No, don’t quit your ministry position…just quit doing or not doing those things that might be contributing to your discontent or the discontent of those to whom you are accountable to. If you aren’t giving your best stuff to the place where God has you serving now and are saving it for where you are hoping He will call you next…why would He want to?
When or if God chooses to call you to a new place of ministry what legacy will you have instilled in the lives of those you leave behind? If dysfunction has not been resolved where you are…what changes are you willing to make to ensure it will not follow you where you go?
The forced termination epidemic surfaces the reality that the choice is not always yours to make. Christianity Today indicates that nearly one-fourth of all active ministers have been forced out at some point in their ministry. Ironically, it doesn’t really matter if the choice is yours or theirs, the response should be the same…just quit!
* Starting a new ministry position without leaving your old one.
* Intentionally rededicating and recommitting your energy and focus where you are now.
* Coming in early and staying late.
* Leaning into the finish line instead of coasting.
* Owning your deficiencies and surrounding yourself with those who can help you manage those deficiencies.
* Initiating and implementing long-term ministry goals.
* Spending the same amount of time developing new relationships and healing old ones that you previously spent on ministry job-placement sites.
* Going to conferences, reading books and articles, and learning new concepts to try now…not to save for the future.
* Trusting that God knows where you are and what you are going through.

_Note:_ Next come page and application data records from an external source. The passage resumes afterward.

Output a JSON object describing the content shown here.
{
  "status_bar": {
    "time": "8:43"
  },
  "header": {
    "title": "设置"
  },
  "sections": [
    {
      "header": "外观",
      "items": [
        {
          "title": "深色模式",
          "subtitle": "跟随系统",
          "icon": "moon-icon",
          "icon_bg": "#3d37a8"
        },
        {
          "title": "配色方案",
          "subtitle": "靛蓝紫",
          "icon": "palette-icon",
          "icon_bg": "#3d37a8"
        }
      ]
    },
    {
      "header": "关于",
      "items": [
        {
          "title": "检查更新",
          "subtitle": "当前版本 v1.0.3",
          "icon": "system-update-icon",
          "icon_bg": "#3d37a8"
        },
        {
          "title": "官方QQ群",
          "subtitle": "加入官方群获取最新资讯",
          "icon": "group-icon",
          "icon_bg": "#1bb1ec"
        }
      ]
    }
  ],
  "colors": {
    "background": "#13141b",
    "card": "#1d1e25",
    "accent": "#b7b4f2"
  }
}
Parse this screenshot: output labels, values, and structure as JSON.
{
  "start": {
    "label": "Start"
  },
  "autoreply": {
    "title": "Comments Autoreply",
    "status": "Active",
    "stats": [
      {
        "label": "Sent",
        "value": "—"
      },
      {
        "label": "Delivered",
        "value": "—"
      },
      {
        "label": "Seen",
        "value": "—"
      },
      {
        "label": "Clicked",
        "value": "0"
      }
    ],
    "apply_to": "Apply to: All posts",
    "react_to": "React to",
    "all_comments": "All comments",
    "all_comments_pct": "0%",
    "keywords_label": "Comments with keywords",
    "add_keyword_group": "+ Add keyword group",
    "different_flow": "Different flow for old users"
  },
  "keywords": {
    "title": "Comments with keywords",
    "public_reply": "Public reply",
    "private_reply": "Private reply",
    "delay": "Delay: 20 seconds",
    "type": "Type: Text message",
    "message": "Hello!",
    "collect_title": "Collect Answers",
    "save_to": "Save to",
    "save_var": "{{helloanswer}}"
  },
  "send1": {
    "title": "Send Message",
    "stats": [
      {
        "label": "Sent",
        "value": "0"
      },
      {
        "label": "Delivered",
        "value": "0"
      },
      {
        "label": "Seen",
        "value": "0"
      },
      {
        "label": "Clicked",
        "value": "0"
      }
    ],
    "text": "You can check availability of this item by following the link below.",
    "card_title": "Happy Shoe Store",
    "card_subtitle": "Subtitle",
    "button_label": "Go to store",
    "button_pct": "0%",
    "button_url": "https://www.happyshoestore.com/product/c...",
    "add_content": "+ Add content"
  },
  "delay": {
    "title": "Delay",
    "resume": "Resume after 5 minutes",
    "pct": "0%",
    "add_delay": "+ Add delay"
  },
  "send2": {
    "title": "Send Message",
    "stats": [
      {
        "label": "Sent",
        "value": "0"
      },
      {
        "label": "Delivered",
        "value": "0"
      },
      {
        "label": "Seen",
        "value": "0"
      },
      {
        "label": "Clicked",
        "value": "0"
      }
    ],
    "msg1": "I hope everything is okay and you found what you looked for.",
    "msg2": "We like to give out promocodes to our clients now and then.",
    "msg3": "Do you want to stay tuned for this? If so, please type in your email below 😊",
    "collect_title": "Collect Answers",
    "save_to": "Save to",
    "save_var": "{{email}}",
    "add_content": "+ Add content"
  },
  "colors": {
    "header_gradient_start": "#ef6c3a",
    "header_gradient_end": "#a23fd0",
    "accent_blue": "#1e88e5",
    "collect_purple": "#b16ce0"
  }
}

* Praying and agreeing with Jesus’ prayer, “yet not my will, but Yours be done” (Luke 22:42).
There are two possible outcomes of quitting: You will again fall in love with them and they with you and stay for the next season of ministry; or you will leave well when God calls you to that new place of ministry. Either way, His response will be the same, “Well done, good and faithful servant! You have been faithful with a few things; I will put you in charge of many things. Come and share your master’s happiness” (Matthew 25:21).